(EXTRACTED RECORDS Opens)

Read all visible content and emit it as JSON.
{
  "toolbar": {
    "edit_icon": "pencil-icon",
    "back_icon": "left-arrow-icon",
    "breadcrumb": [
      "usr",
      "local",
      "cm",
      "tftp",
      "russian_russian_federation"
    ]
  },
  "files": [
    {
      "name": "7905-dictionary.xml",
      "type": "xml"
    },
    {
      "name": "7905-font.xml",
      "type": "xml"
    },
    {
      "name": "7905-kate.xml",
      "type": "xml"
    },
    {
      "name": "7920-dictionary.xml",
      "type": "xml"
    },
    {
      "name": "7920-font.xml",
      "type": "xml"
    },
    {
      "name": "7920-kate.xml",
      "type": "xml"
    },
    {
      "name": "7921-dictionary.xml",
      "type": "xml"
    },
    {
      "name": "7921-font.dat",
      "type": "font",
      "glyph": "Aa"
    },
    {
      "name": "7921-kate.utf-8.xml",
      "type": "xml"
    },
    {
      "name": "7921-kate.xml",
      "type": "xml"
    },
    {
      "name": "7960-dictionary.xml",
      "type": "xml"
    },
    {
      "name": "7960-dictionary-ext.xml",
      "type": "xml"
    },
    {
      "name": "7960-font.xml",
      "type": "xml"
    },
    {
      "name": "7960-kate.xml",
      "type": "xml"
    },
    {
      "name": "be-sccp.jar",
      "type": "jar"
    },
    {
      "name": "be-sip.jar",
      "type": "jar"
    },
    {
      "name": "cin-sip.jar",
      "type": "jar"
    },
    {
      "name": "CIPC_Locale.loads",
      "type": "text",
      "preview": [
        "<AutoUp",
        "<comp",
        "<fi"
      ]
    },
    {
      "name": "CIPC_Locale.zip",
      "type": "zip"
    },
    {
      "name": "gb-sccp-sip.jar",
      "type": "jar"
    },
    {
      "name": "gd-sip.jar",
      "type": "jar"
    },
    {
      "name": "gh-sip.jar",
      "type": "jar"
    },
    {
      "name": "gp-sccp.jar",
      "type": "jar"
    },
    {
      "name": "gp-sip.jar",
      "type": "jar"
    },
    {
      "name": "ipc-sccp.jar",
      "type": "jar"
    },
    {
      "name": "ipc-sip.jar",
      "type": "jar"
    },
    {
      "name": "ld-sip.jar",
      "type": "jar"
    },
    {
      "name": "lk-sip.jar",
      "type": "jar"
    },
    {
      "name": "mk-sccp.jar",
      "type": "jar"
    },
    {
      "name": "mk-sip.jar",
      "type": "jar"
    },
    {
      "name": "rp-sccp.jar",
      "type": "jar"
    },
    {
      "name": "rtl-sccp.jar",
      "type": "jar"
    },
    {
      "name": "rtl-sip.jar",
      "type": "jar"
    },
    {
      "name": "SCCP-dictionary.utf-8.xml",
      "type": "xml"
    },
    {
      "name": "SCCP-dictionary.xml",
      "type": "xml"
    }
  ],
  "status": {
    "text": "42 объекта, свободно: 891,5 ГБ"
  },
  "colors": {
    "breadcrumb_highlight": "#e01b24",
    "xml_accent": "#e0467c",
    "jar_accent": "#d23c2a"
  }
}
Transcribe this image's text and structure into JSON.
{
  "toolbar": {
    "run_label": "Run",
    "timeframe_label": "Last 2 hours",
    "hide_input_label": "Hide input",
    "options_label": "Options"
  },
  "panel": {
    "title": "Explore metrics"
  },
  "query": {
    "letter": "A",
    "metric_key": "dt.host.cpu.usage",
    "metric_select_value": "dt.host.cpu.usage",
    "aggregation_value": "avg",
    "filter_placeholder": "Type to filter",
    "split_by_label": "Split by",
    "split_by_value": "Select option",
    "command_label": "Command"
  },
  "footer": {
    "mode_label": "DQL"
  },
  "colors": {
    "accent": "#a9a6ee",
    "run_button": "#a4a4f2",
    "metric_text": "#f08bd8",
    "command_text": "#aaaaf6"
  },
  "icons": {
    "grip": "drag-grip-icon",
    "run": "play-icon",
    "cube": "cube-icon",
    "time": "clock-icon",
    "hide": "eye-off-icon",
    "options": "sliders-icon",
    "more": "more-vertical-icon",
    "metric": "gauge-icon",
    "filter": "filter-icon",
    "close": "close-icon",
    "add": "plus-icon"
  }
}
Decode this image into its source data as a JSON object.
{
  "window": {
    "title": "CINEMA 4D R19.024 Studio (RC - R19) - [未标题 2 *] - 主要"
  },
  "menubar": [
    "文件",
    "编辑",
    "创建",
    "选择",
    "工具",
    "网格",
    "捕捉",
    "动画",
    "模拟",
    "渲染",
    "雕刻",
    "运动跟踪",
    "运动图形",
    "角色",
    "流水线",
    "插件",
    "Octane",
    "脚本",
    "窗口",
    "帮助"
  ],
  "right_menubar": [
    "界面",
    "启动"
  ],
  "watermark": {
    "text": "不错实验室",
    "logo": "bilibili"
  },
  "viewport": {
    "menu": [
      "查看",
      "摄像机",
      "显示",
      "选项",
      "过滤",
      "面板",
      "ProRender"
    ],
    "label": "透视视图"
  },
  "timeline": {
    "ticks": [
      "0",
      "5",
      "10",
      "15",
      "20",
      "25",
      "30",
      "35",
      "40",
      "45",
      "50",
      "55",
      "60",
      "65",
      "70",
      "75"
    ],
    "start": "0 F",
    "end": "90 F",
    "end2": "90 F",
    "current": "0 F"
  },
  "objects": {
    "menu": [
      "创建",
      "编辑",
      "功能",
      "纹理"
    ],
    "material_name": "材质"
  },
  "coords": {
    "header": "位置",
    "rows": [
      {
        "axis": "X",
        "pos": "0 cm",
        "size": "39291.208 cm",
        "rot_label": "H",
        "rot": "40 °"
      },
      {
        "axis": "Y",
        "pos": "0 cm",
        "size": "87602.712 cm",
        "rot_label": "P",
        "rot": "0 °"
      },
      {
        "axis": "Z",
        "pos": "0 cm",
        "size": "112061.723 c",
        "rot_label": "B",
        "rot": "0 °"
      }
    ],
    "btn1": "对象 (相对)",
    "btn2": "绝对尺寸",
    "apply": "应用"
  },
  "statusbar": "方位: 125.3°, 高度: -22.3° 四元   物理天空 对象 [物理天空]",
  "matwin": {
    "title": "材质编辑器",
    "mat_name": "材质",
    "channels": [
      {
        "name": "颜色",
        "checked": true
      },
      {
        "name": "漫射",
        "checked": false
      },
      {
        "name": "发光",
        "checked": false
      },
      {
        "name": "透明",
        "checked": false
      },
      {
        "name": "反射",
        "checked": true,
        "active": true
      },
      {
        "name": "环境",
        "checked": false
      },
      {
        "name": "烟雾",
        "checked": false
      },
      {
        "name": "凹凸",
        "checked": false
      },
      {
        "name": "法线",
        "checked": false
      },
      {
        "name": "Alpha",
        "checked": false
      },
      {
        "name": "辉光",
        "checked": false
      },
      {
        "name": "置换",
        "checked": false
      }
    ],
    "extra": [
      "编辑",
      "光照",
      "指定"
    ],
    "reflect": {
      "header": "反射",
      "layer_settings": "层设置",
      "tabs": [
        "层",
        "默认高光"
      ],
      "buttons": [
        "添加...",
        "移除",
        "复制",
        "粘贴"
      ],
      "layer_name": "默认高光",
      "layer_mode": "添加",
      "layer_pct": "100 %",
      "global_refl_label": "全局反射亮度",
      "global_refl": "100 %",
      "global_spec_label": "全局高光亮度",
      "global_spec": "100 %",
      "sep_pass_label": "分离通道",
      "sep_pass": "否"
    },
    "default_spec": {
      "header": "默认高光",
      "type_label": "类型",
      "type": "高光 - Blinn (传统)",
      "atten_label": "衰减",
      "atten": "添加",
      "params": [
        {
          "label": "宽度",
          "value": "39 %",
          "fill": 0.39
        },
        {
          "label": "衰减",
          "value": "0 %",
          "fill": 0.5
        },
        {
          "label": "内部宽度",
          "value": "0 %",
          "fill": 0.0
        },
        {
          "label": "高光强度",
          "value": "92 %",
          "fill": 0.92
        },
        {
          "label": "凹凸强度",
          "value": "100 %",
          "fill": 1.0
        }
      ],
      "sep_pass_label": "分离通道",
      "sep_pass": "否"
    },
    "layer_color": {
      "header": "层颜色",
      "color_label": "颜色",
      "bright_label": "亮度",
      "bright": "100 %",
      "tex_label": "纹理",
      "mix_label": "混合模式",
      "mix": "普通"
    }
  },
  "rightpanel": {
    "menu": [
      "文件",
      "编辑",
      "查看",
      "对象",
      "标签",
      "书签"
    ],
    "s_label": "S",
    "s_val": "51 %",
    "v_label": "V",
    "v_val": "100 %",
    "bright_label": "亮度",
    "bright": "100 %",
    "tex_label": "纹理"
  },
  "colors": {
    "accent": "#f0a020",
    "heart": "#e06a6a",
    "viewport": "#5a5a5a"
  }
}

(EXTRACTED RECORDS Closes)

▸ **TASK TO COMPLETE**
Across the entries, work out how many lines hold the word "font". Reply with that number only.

▸ **RESULT FOR THIS EXERCISE**
5